**ACTION ITEM:** Would you copy every record exactly as it stands and drop the pictures?

**RECORD EXTRACTS:**
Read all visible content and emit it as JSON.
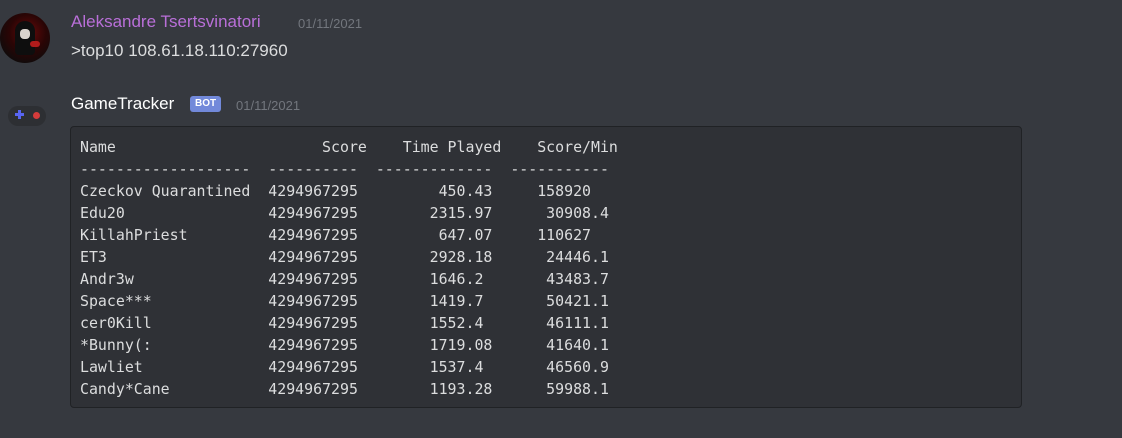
{
  "messages": [
    {
      "author": "Aleksandre Tsertsvinatori",
      "author_color": "#b96fd8",
      "timestamp": "01/11/2021",
      "content": ">top10 108.61.18.110:27960"
    },
    {
      "author": "GameTracker",
      "author_color": "#ffffff",
      "badge": "BOT",
      "timestamp": "01/11/2021",
      "code_block": {
        "header": "Name                       Score    Time Played    Score/Min",
        "separator": "-------------------  ----------  -------------  -----------",
        "rows": [
          "Czeckov Quarantined  4294967295         450.43     158920",
          "Edu20                4294967295        2315.97      30908.4",
          "KillahPriest         4294967295         647.07     110627",
          "ET3                  4294967295        2928.18      24446.1",
          "Andr3w               4294967295        1646.2       43483.7",
          "Space***             4294967295        1419.7       50421.1",
          "cer0Kill             4294967295        1552.4       46111.1",
          "*Bunny(:             4294967295        1719.08      41640.1",
          "Lawliet              4294967295        1537.4       46560.9",
          "Candy*Cane           4294967295        1193.28      59988.1"
        ]
      }
    }
  ]
}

**TASK OUTPUT:**
Read all visible content and emit it as JSON.
{
  "messages": [
    {
      "author": "Aleksandre Tsertsvinatori",
      "author_color": "#b96fd8",
      "timestamp": "01/11/2021",
      "content": ">top10 108.61.18.110:27960"
    },
    {
      "author": "GameTracker",
      "author_color": "#ffffff",
      "badge": "BOT",
      "timestamp": "01/11/2021",
      "code_block": {
        "header": "Name                       Score    Time Played    Score/Min",
        "separator": "-------------------  ----------  -------------  -----------",
        "rows": [
          "Czeckov Quarantined  4294967295         450.43     158920",
          "Edu20                4294967295        2315.97      30908.4",
          "KillahPriest         4294967295         647.07     110627",
          "ET3                  4294967295        2928.18      24446.1",
          "Andr3w               4294967295        1646.2       43483.7",
          "Space***             4294967295        1419.7       50421.1",
          "cer0Kill             4294967295        1552.4       46111.1",
          "*Bunny(:             4294967295        1719.08      41640.1",
          "Lawliet              4294967295        1537.4       46560.9",
          "Candy*Cane           4294967295        1193.28      59988.1"
        ]
      }
    }
  ]
}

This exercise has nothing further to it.